In addition to serving as a warning to Iran, the display of power will “signal to Israel that the United States has a military option available” and show “U.S. resolve to its Persian Gulf allies, especially in the face of repeated Iranian threats to try to close the Strait of Hormuz,” according to Kenneth Katzman, a Middle East specialist for the nonpartisan Congressional Research Service in Washington.
Participating nations will conduct mine-hunting and mine- countermeasure operations with MH-53E Sea Dragon helicopters, as well as explosive ordnance disposal, diving, and small-boat exercises and port-clearance operations focused on underwater improvised explosive devices, according to the U.S. Navy 5th Fleet, which is headquartered in Bahrain.
The exercise will focus “on a hypothetical threat to mine the international strategic waterways of the Middle East, including the Red Sea, the Gulf of Aden, the Gulf of Oman, and the Persian Gulf,” the U.S. Central Command in Tampa, Florida, said in a statement.
Threats on Strait
Iranian officials have periodically threatened to close the Strait, which is 21 miles (34 kilometers) wide at its narrowest point, in retaliation for tightening international sanctions aimed at dissuading them from developing a nuclear weapon. Laying mines or sinking a ship in the Strait would disrupt tanker traffic and also prompt insurance companies to raise rates on tankers, leading at least temporarily to higher oil prices.
Brent oil for October settlement closed at $116.66 a barrel on Sept. 14 in trading on the London-based ICE Futures Europe exchange. The contract, a benchmark for more than half of the world’s crude, has gained 8.6 percent this year.
On Aug. 30, Iran Oil Minister Rostam Qasemi said he wants global oil prices to rise to at least $130 a barrel, which he called a “reasonable price.”
Iran’s Revolutionary Guard Corps is ready to fight a possible military offensive and “nothing will remain” of the Israeli government if it attacks, Major General Mohammad Ali Jafari, commander-in-chief of the corps, said yesterday, according to the official Islamic Republic News Agency.

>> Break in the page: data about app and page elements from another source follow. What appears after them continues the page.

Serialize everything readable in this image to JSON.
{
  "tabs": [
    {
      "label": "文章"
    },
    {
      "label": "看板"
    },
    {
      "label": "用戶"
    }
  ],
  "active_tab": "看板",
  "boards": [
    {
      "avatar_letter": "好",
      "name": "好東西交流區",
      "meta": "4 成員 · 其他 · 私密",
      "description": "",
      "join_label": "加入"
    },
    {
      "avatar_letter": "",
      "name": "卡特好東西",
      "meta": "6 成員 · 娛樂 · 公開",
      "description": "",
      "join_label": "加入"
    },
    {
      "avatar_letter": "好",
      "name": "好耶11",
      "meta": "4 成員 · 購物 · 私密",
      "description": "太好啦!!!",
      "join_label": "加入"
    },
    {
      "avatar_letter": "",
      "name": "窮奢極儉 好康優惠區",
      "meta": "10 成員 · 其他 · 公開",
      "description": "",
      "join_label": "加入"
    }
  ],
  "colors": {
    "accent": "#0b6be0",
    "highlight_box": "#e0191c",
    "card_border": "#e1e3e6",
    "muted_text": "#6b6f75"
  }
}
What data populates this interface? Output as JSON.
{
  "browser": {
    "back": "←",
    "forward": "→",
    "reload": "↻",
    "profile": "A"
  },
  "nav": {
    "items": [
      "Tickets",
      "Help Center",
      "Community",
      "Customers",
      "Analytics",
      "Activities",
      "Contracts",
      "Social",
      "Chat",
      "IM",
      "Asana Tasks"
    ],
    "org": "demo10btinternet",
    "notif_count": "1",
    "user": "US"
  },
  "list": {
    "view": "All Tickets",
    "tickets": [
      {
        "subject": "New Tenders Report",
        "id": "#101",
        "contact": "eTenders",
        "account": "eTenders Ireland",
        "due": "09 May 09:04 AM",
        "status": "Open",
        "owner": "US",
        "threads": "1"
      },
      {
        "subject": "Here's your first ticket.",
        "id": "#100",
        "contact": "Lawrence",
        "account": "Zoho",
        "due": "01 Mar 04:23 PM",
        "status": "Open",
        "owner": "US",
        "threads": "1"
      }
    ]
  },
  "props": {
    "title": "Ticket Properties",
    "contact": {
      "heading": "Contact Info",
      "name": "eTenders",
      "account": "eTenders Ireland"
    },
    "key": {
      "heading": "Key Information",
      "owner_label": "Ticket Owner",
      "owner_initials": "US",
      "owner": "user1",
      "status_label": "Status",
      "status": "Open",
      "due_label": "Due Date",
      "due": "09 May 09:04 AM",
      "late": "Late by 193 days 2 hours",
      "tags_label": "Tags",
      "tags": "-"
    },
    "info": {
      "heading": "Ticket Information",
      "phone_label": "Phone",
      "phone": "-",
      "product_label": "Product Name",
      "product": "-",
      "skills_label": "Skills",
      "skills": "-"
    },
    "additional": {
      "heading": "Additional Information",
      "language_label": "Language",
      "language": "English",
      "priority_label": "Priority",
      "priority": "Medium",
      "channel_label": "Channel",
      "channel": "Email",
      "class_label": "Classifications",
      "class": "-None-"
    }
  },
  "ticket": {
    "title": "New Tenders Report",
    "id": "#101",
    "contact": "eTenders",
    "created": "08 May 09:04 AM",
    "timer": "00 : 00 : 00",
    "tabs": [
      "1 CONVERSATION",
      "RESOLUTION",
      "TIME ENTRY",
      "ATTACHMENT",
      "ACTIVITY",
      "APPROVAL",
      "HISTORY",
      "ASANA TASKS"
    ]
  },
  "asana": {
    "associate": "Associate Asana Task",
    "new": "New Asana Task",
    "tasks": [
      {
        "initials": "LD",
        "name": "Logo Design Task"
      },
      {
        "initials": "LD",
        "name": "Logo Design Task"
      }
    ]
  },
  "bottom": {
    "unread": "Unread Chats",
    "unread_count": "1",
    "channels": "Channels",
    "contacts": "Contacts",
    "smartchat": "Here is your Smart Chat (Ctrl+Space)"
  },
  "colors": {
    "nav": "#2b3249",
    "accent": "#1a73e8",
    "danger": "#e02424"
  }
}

Israeli Prime Minister Benjamin Netanyahu and Defense Minister Ehud Barak have said Israel may have no choice but to launch a strike against Iran’s nuclear facilities as international negotiations stall over the program.
Iran’s effort to develop nuclear weapons is now in a “red zone,” and the U.S. must set a clear “red line” that Iran can’t cross without risking a military attack, Netanyahu said yesterday on the NBC News program “Meet The Press.”
Netanyahu has become more vocal in demanding that the U.S. define clear limits since Secretary of State Hillary Clinton said in a Bloomberg Radio interview on Sept. 9 that the U.S. is “not setting deadlines” on negotiations with Iran.
In addition to the mine-sweeping exercise, the U.S. has two aircraft carrier strike groups in the region currently, with the USS Enterprise in the Arabian Sea and the USS Dwight D. Eisenhower in the Persian Gulf.
The carriers’ presence tells Iran the U.S. “can easily project devastating power onto Iranian soil at a moment’s notice,” Katzman of the Congressional Research Service said in an e-mail.
Defense Secretary Leon Panetta told CBS’s “This Morning” on Sept. 11 that “we have the forces in place to be able to not only defend ourselves, but to do what we have to do to try to stop them from developing a nuclear weapon.” Iran says its nuclear program is for civilian purposes.
The mine-clearing exercise’s multinational participation shows “we are not alone -- it’s just not the United States ‘bullying’ Iran,” Michael Eisenstadt, director of military studies at the Washington Institute for Near East Policy, said in a phone interview.